■ **WHAT IS BEING ASKED**
Reproduce all the records word for word. Omit images.

■ **GIVEN ENTRIES**
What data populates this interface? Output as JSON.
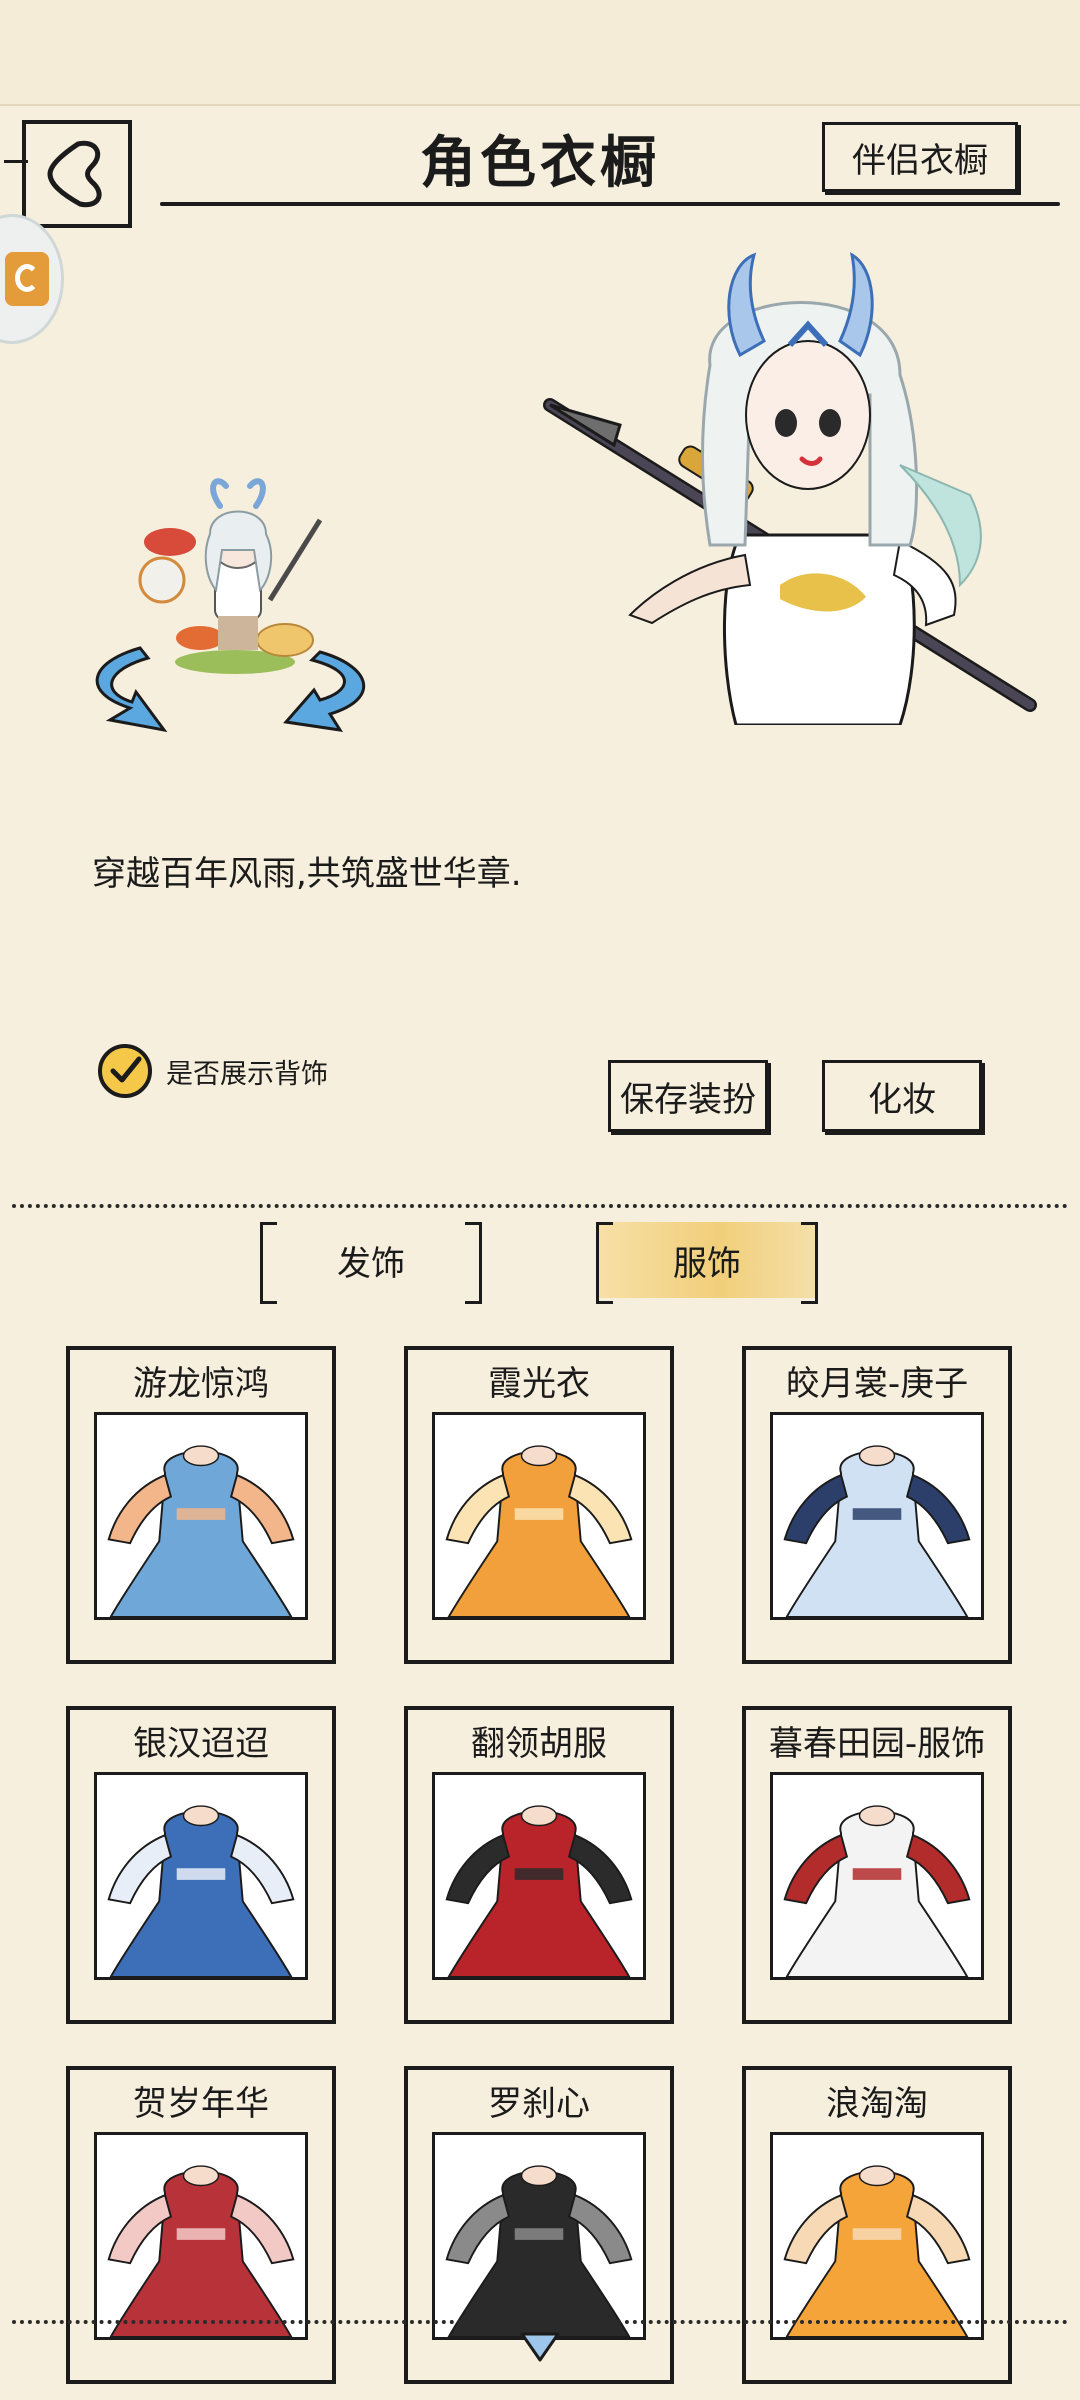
{
  "header": {
    "title": "角色衣橱",
    "partner_wardrobe_label": "伴侣衣橱"
  },
  "preview": {
    "motto": "穿越百年风雨,共筑盛世华章.",
    "show_back_accessory_label": "是否展示背饰",
    "show_back_accessory_checked": true
  },
  "actions": {
    "save_label": "保存装扮",
    "makeup_label": "化妆"
  },
  "tabs": [
    {
      "label": "发饰",
      "selected": false
    },
    {
      "label": "服饰",
      "selected": true
    }
  ],
  "outfits": [
    {
      "name": "游龙惊鸿",
      "color": "#6fa7d8",
      "accent": "#f3b58a"
    },
    {
      "name": "霞光衣",
      "color": "#f1a03b",
      "accent": "#fbe3b4"
    },
    {
      "name": "皎月裳-庚子",
      "color": "#cfe1f3",
      "accent": "#2c3f6b"
    },
    {
      "name": "银汉迢迢",
      "color": "#3d6fb8",
      "accent": "#e7eef7"
    },
    {
      "name": "翻领胡服",
      "color": "#b9232a",
      "accent": "#2b2b2b"
    },
    {
      "name": "暮春田园-服饰",
      "color": "#f3f3f3",
      "accent": "#b22c2c"
    },
    {
      "name": "贺岁年华",
      "color": "#b8323a",
      "accent": "#f2c9c5"
    },
    {
      "name": "罗刹心",
      "color": "#2a2a2a",
      "accent": "#8a8a8a"
    },
    {
      "name": "浪淘淘",
      "color": "#f5a43a",
      "accent": "#f7d9b5"
    }
  ],
  "colors": {
    "background": "#f7efdd",
    "selected_tab": "#f1cf7a",
    "checkbox": "#f6c84a"
  }
}
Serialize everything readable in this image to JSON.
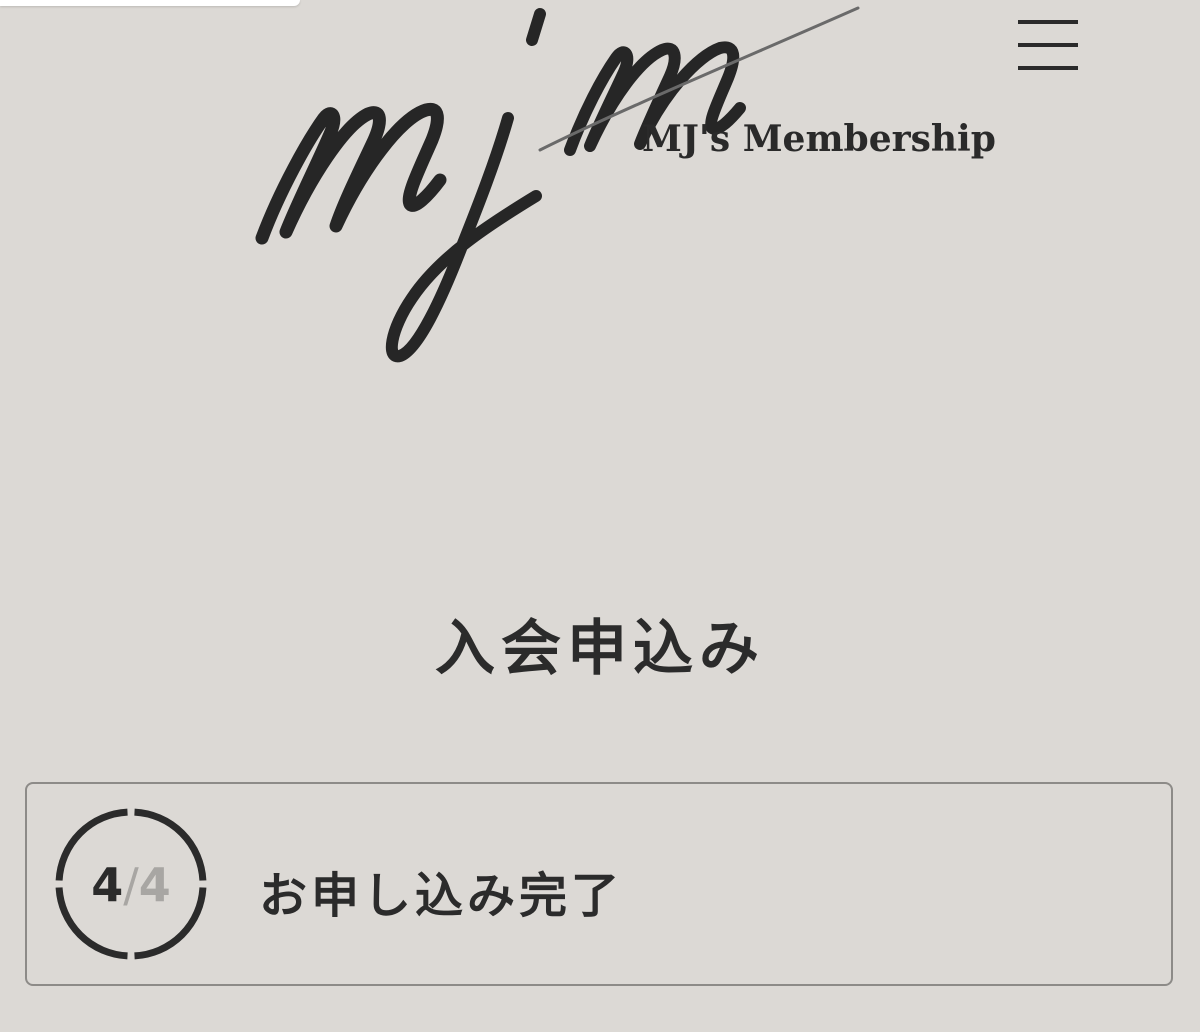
{
  "header": {
    "brand_name": "MJ's Membership",
    "logo_icon": "mjm-script-logo",
    "menu_icon": "hamburger-menu-icon"
  },
  "main": {
    "title": "入会申込み",
    "step": {
      "current": "4",
      "separator": "/",
      "total": "4",
      "label": "お申し込み完了"
    }
  },
  "colors": {
    "background": "#dcd9d5",
    "text": "#2b2b2b",
    "muted": "#a8a6a3",
    "border": "#8d8b88"
  }
}
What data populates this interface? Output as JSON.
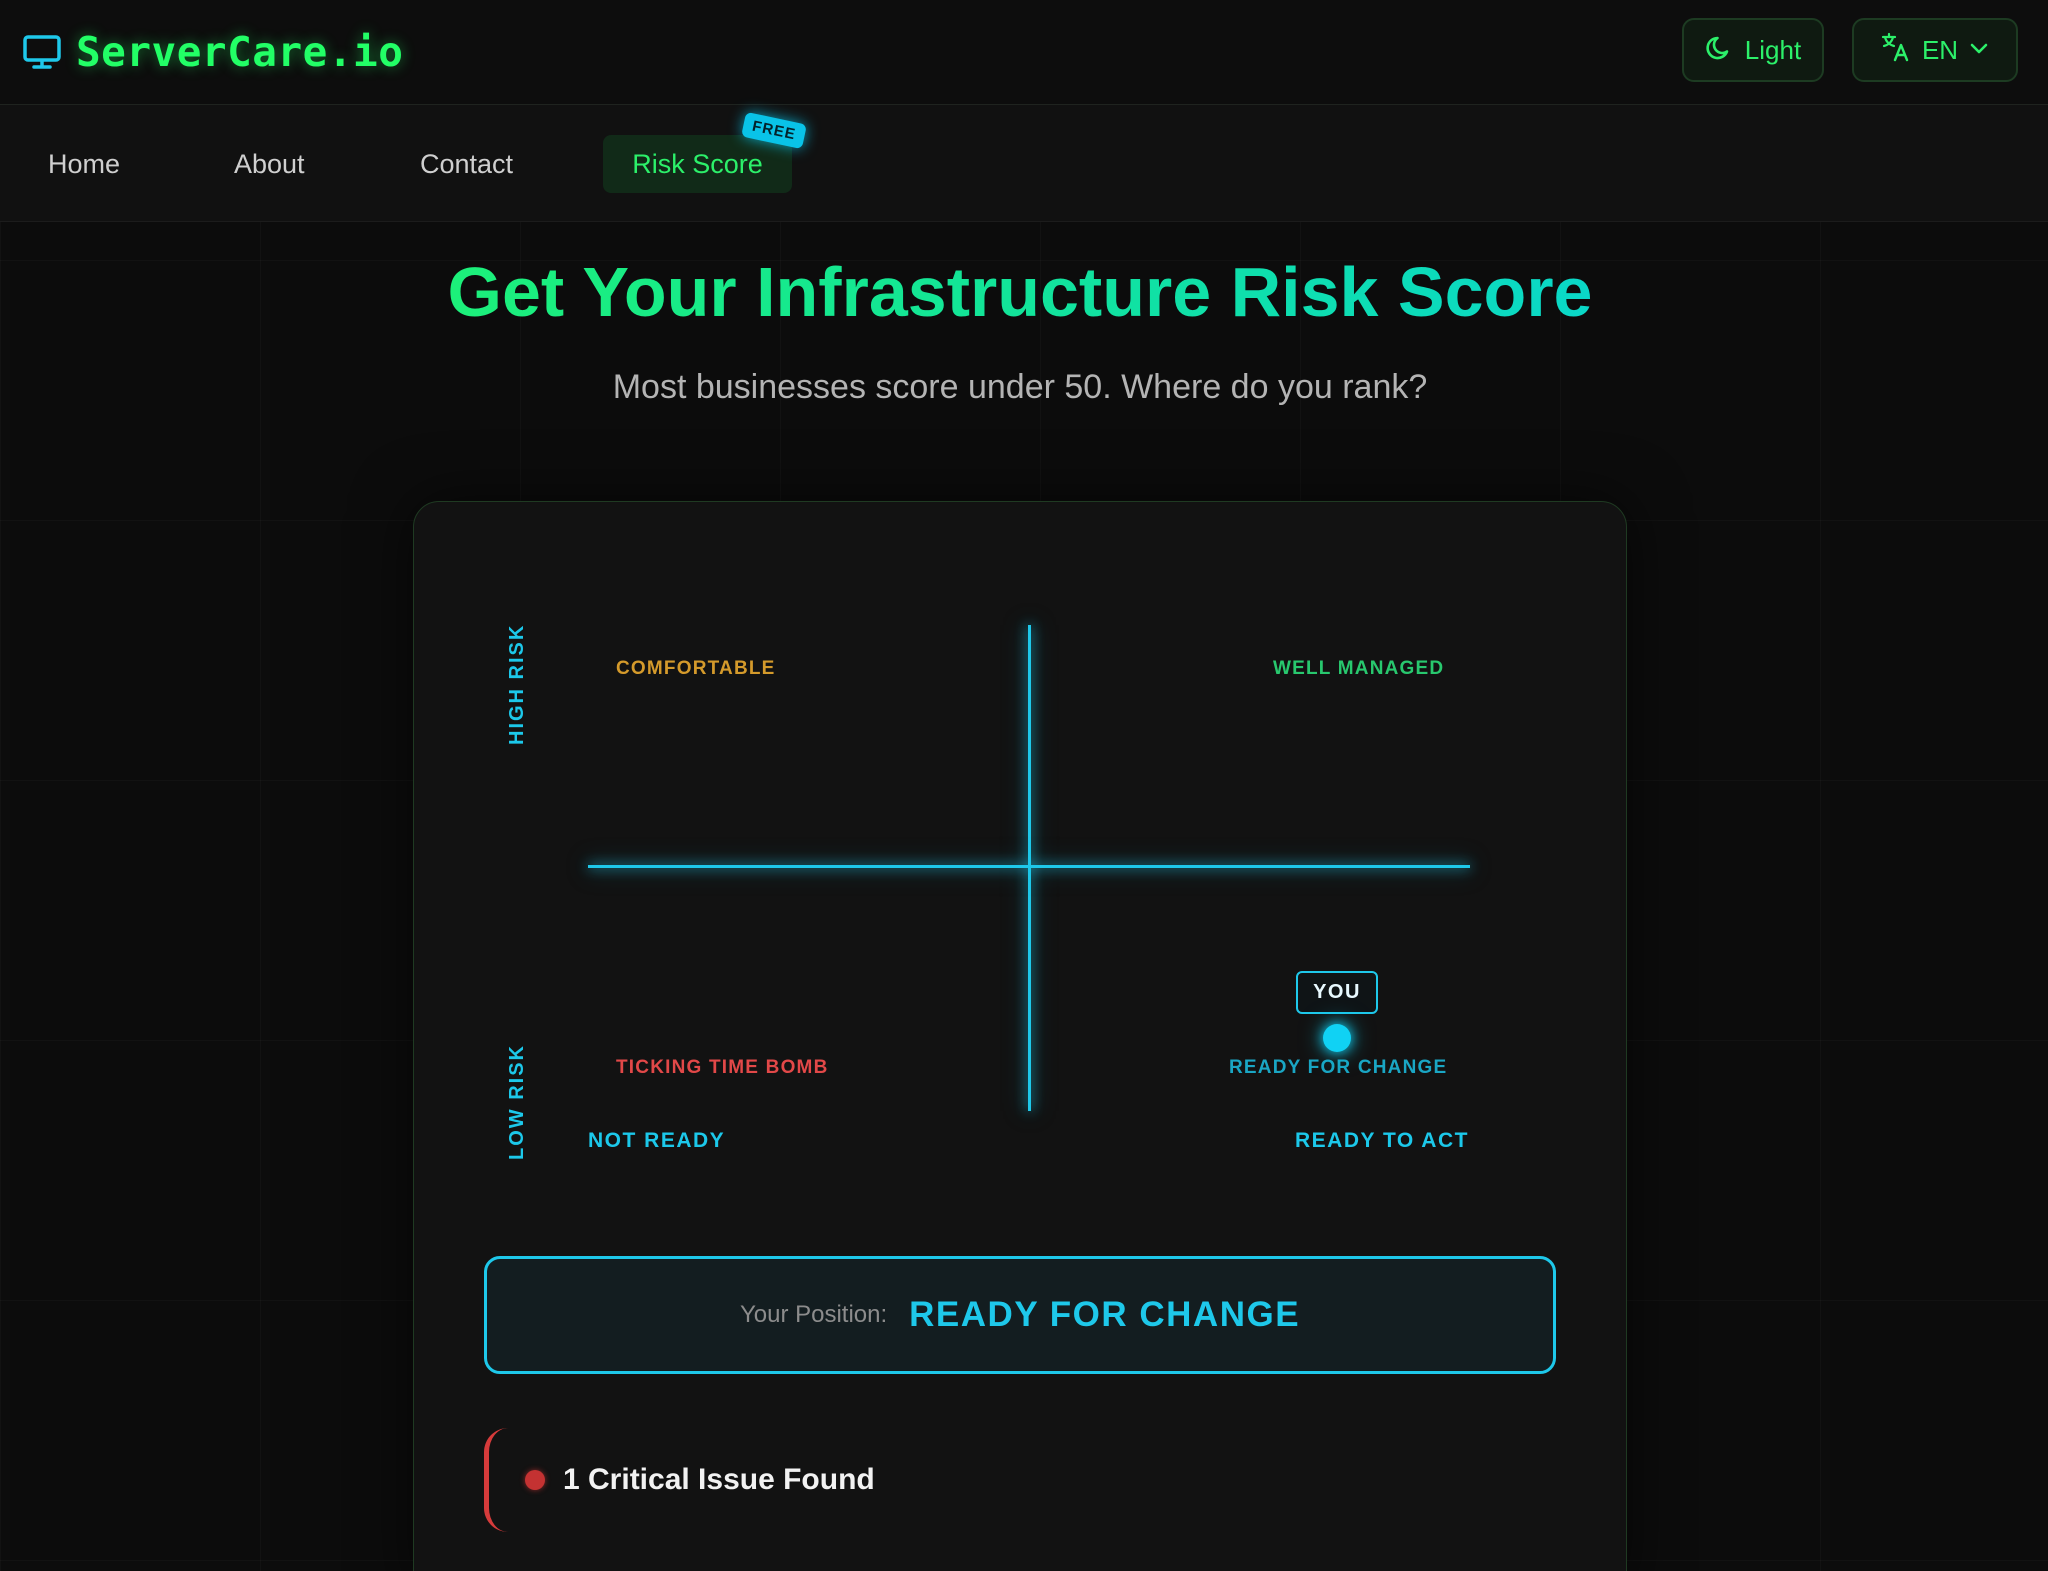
{
  "header": {
    "brand": "ServerCare.io",
    "brand_icon": "monitor-icon",
    "theme_toggle_label": "Light",
    "theme_icon": "moon-icon",
    "language_label": "EN",
    "language_icon": "translate-icon"
  },
  "nav": {
    "items": [
      {
        "label": "Home"
      },
      {
        "label": "About"
      },
      {
        "label": "Contact"
      },
      {
        "label": "Risk Score",
        "active": true
      }
    ],
    "badge": "FREE"
  },
  "hero": {
    "title": "Get Your Infrastructure Risk Score",
    "subtitle": "Most businesses score under 50. Where do you rank?"
  },
  "matrix": {
    "y_axis": {
      "top": "HIGH RISK",
      "bottom": "LOW RISK"
    },
    "x_axis": {
      "left": "NOT READY",
      "right": "READY TO ACT"
    },
    "quadrants": {
      "top_left": "COMFORTABLE",
      "top_right": "WELL MANAGED",
      "bottom_left": "TICKING TIME BOMB",
      "bottom_right": "READY FOR CHANGE"
    },
    "marker_label": "YOU",
    "colors": {
      "axis": "#1ec8ea",
      "comfortable": "#d49a2b",
      "well_managed": "#28c86e",
      "ticking_time_bomb": "#e24848",
      "ready_for_change": "#1aa6c4"
    }
  },
  "result": {
    "position_label": "Your Position:",
    "position_value": "READY FOR CHANGE"
  },
  "issues": {
    "summary": "1 Critical Issue Found"
  }
}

■ **EXERCISE RESULT**
What data populates this interface? Output as JSON.
{
  "header": {
    "title": "角色衣橱",
    "partner_wardrobe_label": "伴侣衣橱"
  },
  "preview": {
    "motto": "穿越百年风雨,共筑盛世华章.",
    "show_back_accessory_label": "是否展示背饰",
    "show_back_accessory_checked": true
  },
  "actions": {
    "save_label": "保存装扮",
    "makeup_label": "化妆"
  },
  "tabs": [
    {
      "label": "发饰",
      "selected": false
    },
    {
      "label": "服饰",
      "selected": true
    }
  ],
  "outfits": [
    {
      "name": "游龙惊鸿",
      "color": "#6fa7d8",
      "accent": "#f3b58a"
    },
    {
      "name": "霞光衣",
      "color": "#f1a03b",
      "accent": "#fbe3b4"
    },
    {
      "name": "皎月裳-庚子",
      "color": "#cfe1f3",
      "accent": "#2c3f6b"
    },
    {
      "name": "银汉迢迢",
      "color": "#3d6fb8",
      "accent": "#e7eef7"
    },
    {
      "name": "翻领胡服",
      "color": "#b9232a",
      "accent": "#2b2b2b"
    },
    {
      "name": "暮春田园-服饰",
      "color": "#f3f3f3",
      "accent": "#b22c2c"
    },
    {
      "name": "贺岁年华",
      "color": "#b8323a",
      "accent": "#f2c9c5"
    },
    {
      "name": "罗刹心",
      "color": "#2a2a2a",
      "accent": "#8a8a8a"
    },
    {
      "name": "浪淘淘",
      "color": "#f5a43a",
      "accent": "#f7d9b5"
    }
  ],
  "colors": {
    "background": "#f7efdd",
    "selected_tab": "#f1cf7a",
    "checkbox": "#f6c84a"
  }
}
Serialize everything readable in this image to JSON.
{
  "header": {
    "brand_name": "MJ's Membership",
    "logo_icon": "mjm-script-logo",
    "menu_icon": "hamburger-menu-icon"
  },
  "main": {
    "title": "入会申込み",
    "step": {
      "current": "4",
      "separator": "/",
      "total": "4",
      "label": "お申し込み完了"
    }
  },
  "colors": {
    "background": "#dcd9d5",
    "text": "#2b2b2b",
    "muted": "#a8a6a3",
    "border": "#8d8b88"
  }
}
What data populates this interface? Output as JSON.
{
  "header": {
    "brand": "ServerCare.io",
    "brand_icon": "monitor-icon",
    "theme_toggle_label": "Light",
    "theme_icon": "moon-icon",
    "language_label": "EN",
    "language_icon": "translate-icon"
  },
  "nav": {
    "items": [
      {
        "label": "Home"
      },
      {
        "label": "About"
      },
      {
        "label": "Contact"
      },
      {
        "label": "Risk Score",
        "active": true
      }
    ],
    "badge": "FREE"
  },
  "hero": {
    "title": "Get Your Infrastructure Risk Score",
    "subtitle": "Most businesses score under 50. Where do you rank?"
  },
  "matrix": {
    "y_axis": {
      "top": "HIGH RISK",
      "bottom": "LOW RISK"
    },
    "x_axis": {
      "left": "NOT READY",
      "right": "READY TO ACT"
    },
    "quadrants": {
      "top_left": "COMFORTABLE",
      "top_right": "WELL MANAGED",
      "bottom_left": "TICKING TIME BOMB",
      "bottom_right": "READY FOR CHANGE"
    },
    "marker_label": "YOU",
    "colors": {
      "axis": "#1ec8ea",
      "comfortable": "#d49a2b",
      "well_managed": "#28c86e",
      "ticking_time_bomb": "#e24848",
      "ready_for_change": "#1aa6c4"
    }
  },
  "result": {
    "position_label": "Your Position:",
    "position_value": "READY FOR CHANGE"
  },
  "issues": {
    "summary": "1 Critical Issue Found"
  }
}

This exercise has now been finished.